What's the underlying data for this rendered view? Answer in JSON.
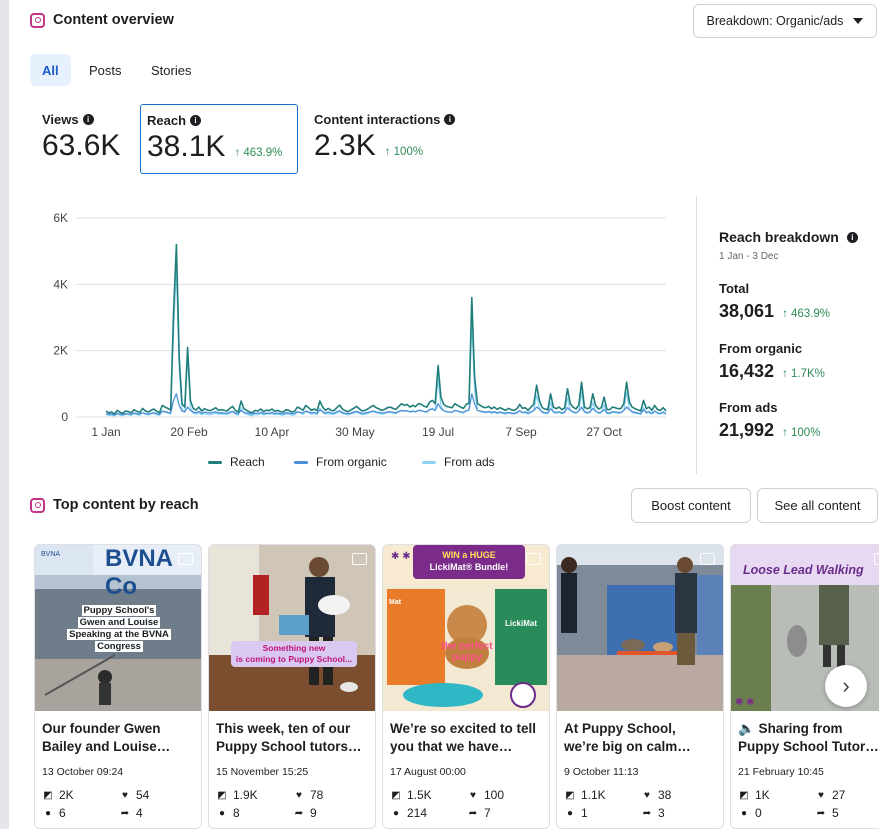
{
  "header": {
    "title": "Content overview",
    "breakdown_label": "Breakdown: Organic/ads"
  },
  "tabs": [
    "All",
    "Posts",
    "Stories"
  ],
  "metrics": [
    {
      "label": "Views",
      "value": "63.6K",
      "change": ""
    },
    {
      "label": "Reach",
      "value": "38.1K",
      "change": "↑ 463.9%"
    },
    {
      "label": "Content interactions",
      "value": "2.3K",
      "change": "↑ 100%"
    }
  ],
  "chart_data": {
    "type": "line",
    "x_ticks": [
      "1 Jan",
      "20 Feb",
      "10 Apr",
      "30 May",
      "19 Jul",
      "7 Sep",
      "27 Oct"
    ],
    "y_ticks": [
      "6K",
      "4K",
      "2K",
      "0"
    ],
    "ylim": [
      0,
      6000
    ],
    "series": [
      {
        "name": "Reach",
        "color": "#1f7d7a",
        "values": [
          180,
          120,
          150,
          90,
          200,
          140,
          110,
          180,
          160,
          130,
          220,
          170,
          140,
          260,
          180,
          150,
          200,
          240,
          170,
          130,
          350,
          300,
          260,
          210,
          3100,
          5200,
          1800,
          400,
          300,
          2100,
          500,
          260,
          210,
          300,
          180,
          250,
          210,
          190,
          230,
          280,
          200,
          220,
          200,
          180,
          260,
          320,
          200,
          150,
          480,
          250,
          200,
          150,
          130,
          200,
          180,
          240,
          160,
          210,
          190,
          240,
          170,
          200,
          160,
          150,
          220,
          200,
          150,
          170,
          300,
          260,
          200,
          350,
          280,
          200,
          240,
          190,
          480,
          300,
          200,
          260,
          200,
          190,
          280,
          360,
          240,
          190,
          160,
          210,
          260,
          320,
          250,
          180,
          200,
          240,
          300,
          350,
          280,
          240,
          200,
          230,
          280,
          300,
          260,
          230,
          320,
          400,
          350,
          380,
          300,
          350,
          310,
          400,
          380,
          330,
          300,
          450,
          500,
          400,
          1550,
          600,
          380,
          320,
          300,
          280,
          400,
          350,
          300,
          260,
          380,
          420,
          3600,
          1200,
          400,
          350,
          300,
          280,
          320,
          250,
          300,
          230,
          280,
          240,
          200,
          260,
          220,
          200,
          250,
          380,
          260,
          280,
          200,
          300,
          380,
          960,
          500,
          280,
          240,
          220,
          700,
          300,
          250,
          300,
          220,
          280,
          850,
          400,
          300,
          240,
          360,
          1050,
          300,
          250,
          280,
          700,
          350,
          240,
          280,
          600,
          230,
          220,
          300,
          280,
          250,
          260,
          400,
          1050,
          450,
          300,
          250,
          220,
          180,
          500,
          250,
          300,
          200,
          350,
          220,
          200,
          280,
          180
        ]
      },
      {
        "name": "From organic",
        "color": "#4a90d9",
        "values": [
          100,
          80,
          90,
          60,
          110,
          90,
          70,
          100,
          90,
          80,
          120,
          100,
          90,
          130,
          100,
          90,
          110,
          130,
          100,
          80,
          180,
          160,
          140,
          120,
          500,
          700,
          350,
          180,
          160,
          300,
          200,
          150,
          130,
          170,
          110,
          150,
          130,
          120,
          140,
          160,
          120,
          130,
          120,
          110,
          150,
          170,
          120,
          100,
          200,
          140,
          120,
          100,
          90,
          120,
          110,
          140,
          100,
          120,
          110,
          140,
          100,
          120,
          100,
          90,
          130,
          120,
          100,
          110,
          160,
          140,
          120,
          180,
          150,
          120,
          140,
          110,
          220,
          160,
          120,
          150,
          120,
          110,
          160,
          190,
          140,
          110,
          100,
          120,
          150,
          170,
          140,
          110,
          120,
          140,
          160,
          180,
          150,
          140,
          120,
          130,
          150,
          160,
          140,
          130,
          170,
          200,
          180,
          190,
          160,
          180,
          160,
          200,
          190,
          170,
          160,
          220,
          240,
          200,
          400,
          260,
          190,
          160,
          150,
          140,
          200,
          180,
          160,
          140,
          190,
          210,
          700,
          400,
          200,
          180,
          160,
          150,
          170,
          140,
          160,
          130,
          150,
          130,
          120,
          140,
          120,
          110,
          140,
          190,
          140,
          150,
          120,
          160,
          190,
          300,
          240,
          150,
          130,
          120,
          250,
          160,
          140,
          160,
          120,
          150,
          280,
          200,
          160,
          130,
          180,
          300,
          160,
          140,
          150,
          260,
          180,
          130,
          150,
          220,
          130,
          120,
          160,
          150,
          140,
          140,
          200,
          300,
          220,
          160,
          140,
          120,
          100,
          220,
          140,
          160,
          110,
          180,
          120,
          110,
          150,
          100
        ]
      },
      {
        "name": "From ads",
        "color": "#8fd3f4",
        "values": [
          80,
          40,
          60,
          30,
          90,
          50,
          40,
          80,
          70,
          50,
          100,
          70,
          50,
          130,
          80,
          60,
          90,
          110,
          70,
          50,
          170,
          140,
          120,
          90,
          2600,
          4500,
          1450,
          220,
          140,
          1800,
          300,
          110,
          80,
          130,
          70,
          100,
          80,
          70,
          90,
          120,
          80,
          90,
          80,
          70,
          110,
          150,
          80,
          50,
          280,
          110,
          80,
          50,
          40,
          80,
          70,
          100,
          60,
          90,
          80,
          100,
          70,
          80,
          60,
          60,
          90,
          80,
          50,
          60,
          140,
          120,
          80,
          170,
          130,
          80,
          100,
          80,
          260,
          140,
          80,
          110,
          80,
          80,
          120,
          170,
          100,
          80,
          60,
          90,
          110,
          150,
          110,
          70,
          80,
          100,
          140,
          170,
          130,
          100,
          80,
          100,
          130,
          140,
          120,
          100,
          150,
          200,
          170,
          190,
          140,
          170,
          150,
          200,
          190,
          160,
          140,
          230,
          260,
          200,
          1150,
          340,
          190,
          160,
          150,
          140,
          200,
          170,
          140,
          120,
          190,
          210,
          2900,
          800,
          200,
          170,
          140,
          130,
          150,
          110,
          140,
          100,
          130,
          110,
          80,
          120,
          100,
          90,
          110,
          190,
          120,
          130,
          80,
          140,
          190,
          660,
          260,
          130,
          110,
          100,
          450,
          140,
          110,
          140,
          100,
          130,
          570,
          200,
          140,
          110,
          180,
          750,
          140,
          110,
          130,
          440,
          170,
          110,
          130,
          380,
          100,
          100,
          140,
          130,
          110,
          120,
          200,
          750,
          230,
          140,
          110,
          100,
          80,
          280,
          110,
          140,
          90,
          170,
          100,
          90,
          130,
          80
        ]
      }
    ],
    "legend_position": "bottom",
    "grid": true
  },
  "reach_breakdown": {
    "title": "Reach breakdown",
    "date_range": "1 Jan - 3 Dec",
    "rows": [
      {
        "label": "Total",
        "value": "38,061",
        "change": "↑ 463.9%"
      },
      {
        "label": "From organic",
        "value": "16,432",
        "change": "↑ 1.7K%"
      },
      {
        "label": "From ads",
        "value": "21,992",
        "change": "↑ 100%"
      }
    ]
  },
  "top_content": {
    "title": "Top content by reach",
    "boost_label": "Boost content",
    "see_all_label": "See all content",
    "cards": [
      {
        "caption_l1": "Our founder Gwen",
        "caption_l2": "Bailey and Louise…",
        "date": "13 October 09:24",
        "views": "2K",
        "likes": "54",
        "comments": "6",
        "shares": "4",
        "overlay": [
          "Puppy School's",
          "Gwen and Louise",
          "Speaking at the BVNA",
          "Congress"
        ],
        "banner": "BVNA Co",
        "brand": "BVNA"
      },
      {
        "caption_l1": "This week, ten of our",
        "caption_l2": "Puppy School tutors…",
        "date": "15 November 15:25",
        "views": "1.9K",
        "likes": "78",
        "comments": "8",
        "shares": "9",
        "overlay": [
          "Something new",
          "is coming to Puppy School..."
        ]
      },
      {
        "caption_l1": "We’re so excited to tell",
        "caption_l2": "you that we have…",
        "date": "17 August 00:00",
        "views": "1.5K",
        "likes": "100",
        "comments": "214",
        "shares": "7",
        "overlay": [
          "WIN a HUGE",
          "LickiMat® Bundle!"
        ],
        "logo_text": "LickiMat",
        "brand_mini": "Mat",
        "promo": "the perfect puppy"
      },
      {
        "caption_l1": "At Puppy School,",
        "caption_l2": "we’re big on calm…",
        "date": "9 October 11:13",
        "views": "1.1K",
        "likes": "38",
        "comments": "1",
        "shares": "3"
      },
      {
        "caption_l1": "🔈 Sharing from",
        "caption_l2": "Puppy School Tutor…",
        "date": "21 February 10:45",
        "views": "1K",
        "likes": "27",
        "comments": "0",
        "shares": "5",
        "overlay": [
          "Loose Lead Walking"
        ]
      }
    ]
  }
}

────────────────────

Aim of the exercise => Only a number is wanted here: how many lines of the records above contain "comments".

Written answer => 5